I had heard of William Hung before, but he'd pretty much passed me by. That was until the other week when, bored and flicking through the hundreds of TV channels we now have access to (thanks to Sky), I came across one of those terrible 'worlds worst auditions' compilations - you know the thing, a cheap repackage of some of the audition stages from those loathsome search for a star programmes, fronted by a blonde TV bimbo-in-limbo whose career has been reduced to presenting QVC at 3am - and I was reintroduced to his 'charms'.

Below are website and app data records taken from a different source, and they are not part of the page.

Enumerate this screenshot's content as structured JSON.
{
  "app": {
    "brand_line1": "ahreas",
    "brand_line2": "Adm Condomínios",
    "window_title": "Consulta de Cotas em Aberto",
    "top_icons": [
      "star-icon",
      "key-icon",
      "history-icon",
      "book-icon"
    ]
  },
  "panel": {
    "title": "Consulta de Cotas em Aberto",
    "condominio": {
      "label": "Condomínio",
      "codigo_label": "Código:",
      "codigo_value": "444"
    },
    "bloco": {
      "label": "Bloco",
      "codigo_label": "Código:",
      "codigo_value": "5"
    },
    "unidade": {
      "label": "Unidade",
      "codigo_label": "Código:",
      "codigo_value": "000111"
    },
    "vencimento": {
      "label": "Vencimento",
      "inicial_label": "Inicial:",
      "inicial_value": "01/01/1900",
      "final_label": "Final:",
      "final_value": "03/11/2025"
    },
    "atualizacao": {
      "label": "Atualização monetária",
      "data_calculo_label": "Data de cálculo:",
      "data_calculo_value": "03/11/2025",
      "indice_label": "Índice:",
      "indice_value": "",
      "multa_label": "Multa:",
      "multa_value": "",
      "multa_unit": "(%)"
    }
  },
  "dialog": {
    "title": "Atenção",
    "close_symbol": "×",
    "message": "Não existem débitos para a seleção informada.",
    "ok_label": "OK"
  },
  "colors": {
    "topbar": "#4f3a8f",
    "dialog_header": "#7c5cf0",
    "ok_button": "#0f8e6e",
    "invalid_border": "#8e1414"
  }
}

For those who don't know, William Hung auditioned for the third season of American Idol, the US version of Pop Idol, in 2003. He belted out a screamingly awful version of the Ricky Martin song She Bangs, panned by Simon Cowell with the words "You can't sing, you can't dance, so what do you want me to say?", to which Hung replied "I have no professional training of singing and dancing." Cowell's scornful retort: "No? Well that is the surprise of the century" dismissed Hung and he should never have been heard of again. But truth is often stranger than fiction: a William Hung fan site recorded over four million hits in its first week; Hung was asked to appear on several television programs and he was featured in several national magazines and newspapers; he was parodied on both Saturday Night Live and Celebrity Deathmatch and, to cap it all, the tuneless wonder was offered a $25,000 advance on a record deal, releasing three albums in 2004 and 2005.
Oh, those albums. Each is sprinkled with a few of William's own 'inspirational thoughts' - a few seconds of the lisping idiot telling his fanbase that if they believe in themselves then anything is possible. It's audio vomit of the highest order, and almost worth the price of purchase alone.

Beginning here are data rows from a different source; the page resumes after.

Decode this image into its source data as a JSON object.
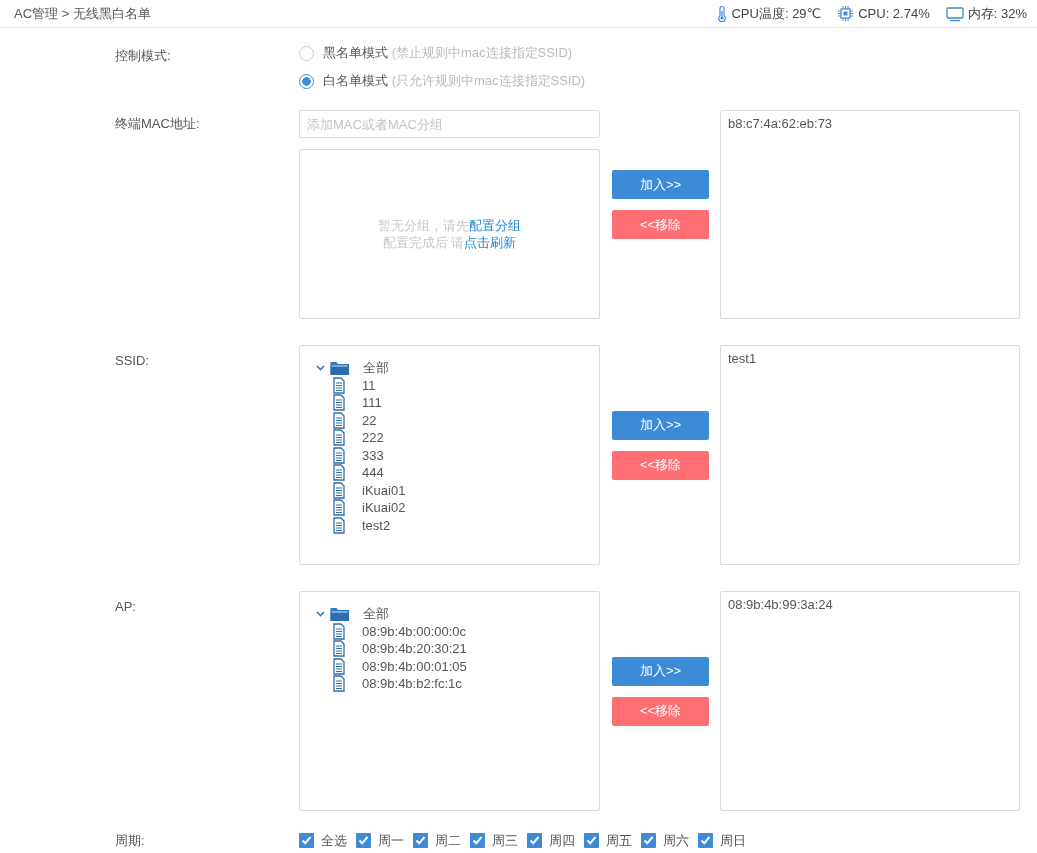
{
  "breadcrumb": "AC管理 > 无线黑白名单",
  "status": [
    {
      "kind": "temperature",
      "text": "CPU温度: 29℃"
    },
    {
      "kind": "cpu",
      "text": "CPU: 2.74%"
    },
    {
      "kind": "memory",
      "text": "内存: 32%"
    }
  ],
  "control_mode": {
    "label": "控制模式:",
    "options": [
      {
        "label": "黑名单模式",
        "hint": "(禁止规则中mac连接指定SSID)",
        "selected": false
      },
      {
        "label": "白名单模式",
        "hint": "(只允许规则中mac连接指定SSID)",
        "selected": true
      }
    ]
  },
  "sections": [
    {
      "kind": "mac",
      "label": "终端MAC地址:",
      "placeholder": "添加MAC或者MAC分组",
      "empty_lines": [
        {
          "text": "暂无分组，请先",
          "link": "配置分组"
        },
        {
          "text": "配置完成后 请",
          "link": "点击刷新"
        }
      ],
      "add_button": "加入>>",
      "remove_button": "<<移除",
      "selected_items": [
        "b8:c7:4a:62:eb:73"
      ]
    },
    {
      "kind": "tree",
      "label": "SSID:",
      "tree": {
        "label": "全部",
        "expanded": true,
        "children": [
          {
            "label": "11"
          },
          {
            "label": "111"
          },
          {
            "label": "22"
          },
          {
            "label": "222"
          },
          {
            "label": "333"
          },
          {
            "label": "444"
          },
          {
            "label": "iKuai01"
          },
          {
            "label": "iKuai02"
          },
          {
            "label": "test2"
          }
        ]
      },
      "add_button": "加入>>",
      "remove_button": "<<移除",
      "selected_items": [
        "test1"
      ]
    },
    {
      "kind": "tree",
      "label": "AP:",
      "tree": {
        "label": "全部",
        "expanded": true,
        "children": [
          {
            "label": "08:9b:4b:00:00:0c"
          },
          {
            "label": "08:9b:4b:20:30:21"
          },
          {
            "label": "08:9b:4b:00:01:05"
          },
          {
            "label": "08:9b:4b:b2:fc:1c"
          }
        ]
      },
      "add_button": "加入>>",
      "remove_button": "<<移除",
      "selected_items": [
        "08:9b:4b:99:3a:24"
      ]
    }
  ],
  "period": {
    "label": "周期:",
    "days": [
      {
        "label": "全选",
        "checked": true
      },
      {
        "label": "周一",
        "checked": true
      },
      {
        "label": "周二",
        "checked": true
      },
      {
        "label": "周三",
        "checked": true
      },
      {
        "label": "周四",
        "checked": true
      },
      {
        "label": "周五",
        "checked": true
      },
      {
        "label": "周六",
        "checked": true
      },
      {
        "label": "周日",
        "checked": true
      }
    ]
  }
}
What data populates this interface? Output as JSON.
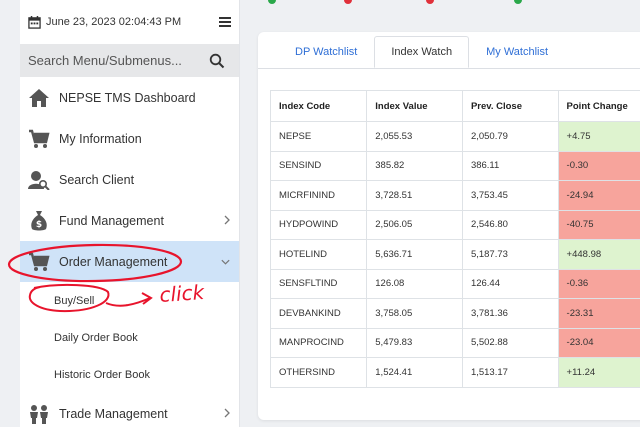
{
  "header": {
    "datetime": "June 23, 2023 02:04:43 PM"
  },
  "search": {
    "placeholder": "Search Menu/Submenus..."
  },
  "sidebar": {
    "items": [
      {
        "label": "NEPSE TMS Dashboard",
        "icon": "home-icon"
      },
      {
        "label": "My Information",
        "icon": "cart-icon"
      },
      {
        "label": "Search Client",
        "icon": "user-search-icon"
      },
      {
        "label": "Fund Management",
        "icon": "money-bag-icon"
      },
      {
        "label": "Order Management",
        "icon": "cart-icon"
      },
      {
        "label": "Trade Management",
        "icon": "people-icon"
      }
    ],
    "subitems": [
      "Buy/Sell",
      "Daily Order Book",
      "Historic Order Book"
    ]
  },
  "annotation": {
    "text": "click",
    "color": "#e8142c"
  },
  "tabs": [
    "DP Watchlist",
    "Index Watch",
    "My Watchlist"
  ],
  "table": {
    "headers": [
      "Index Code",
      "Index Value",
      "Prev. Close",
      "Point Change"
    ],
    "rows": [
      {
        "code": "NEPSE",
        "value": "2,055.53",
        "prev": "2,050.79",
        "change": "+4.75"
      },
      {
        "code": "SENSIND",
        "value": "385.82",
        "prev": "386.11",
        "change": "-0.30"
      },
      {
        "code": "MICRFININD",
        "value": "3,728.51",
        "prev": "3,753.45",
        "change": "-24.94"
      },
      {
        "code": "HYDPOWIND",
        "value": "2,506.05",
        "prev": "2,546.80",
        "change": "-40.75"
      },
      {
        "code": "HOTELIND",
        "value": "5,636.71",
        "prev": "5,187.73",
        "change": "+448.98"
      },
      {
        "code": "SENSFLTIND",
        "value": "126.08",
        "prev": "126.44",
        "change": "-0.36"
      },
      {
        "code": "DEVBANKIND",
        "value": "3,758.05",
        "prev": "3,781.36",
        "change": "-23.31"
      },
      {
        "code": "MANPROCIND",
        "value": "5,479.83",
        "prev": "5,502.88",
        "change": "-23.04"
      },
      {
        "code": "OTHERSIND",
        "value": "1,524.41",
        "prev": "1,513.17",
        "change": "+11.24"
      }
    ]
  },
  "colors": {
    "positive": "#def3cf",
    "negative": "#f7a49c",
    "active_menu": "#cfe3f8",
    "tab_link": "#2f6fd6"
  }
}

It feels a bit unkind, laughing at someone as deeply untalented (and clearly a sandwich or two short of a picnic) as William Hung, it's almost like kicking a cripple. But I guess I shouldn't worry; the boy has clearly made a few bucks for himself (certainly enough to drop out of school) from his karaoke crooning and appears to all intents to be having a great time. Good for him.
Here, for your delectation, is William Hung strangling (for my money, improving) I Believe I Can Fly.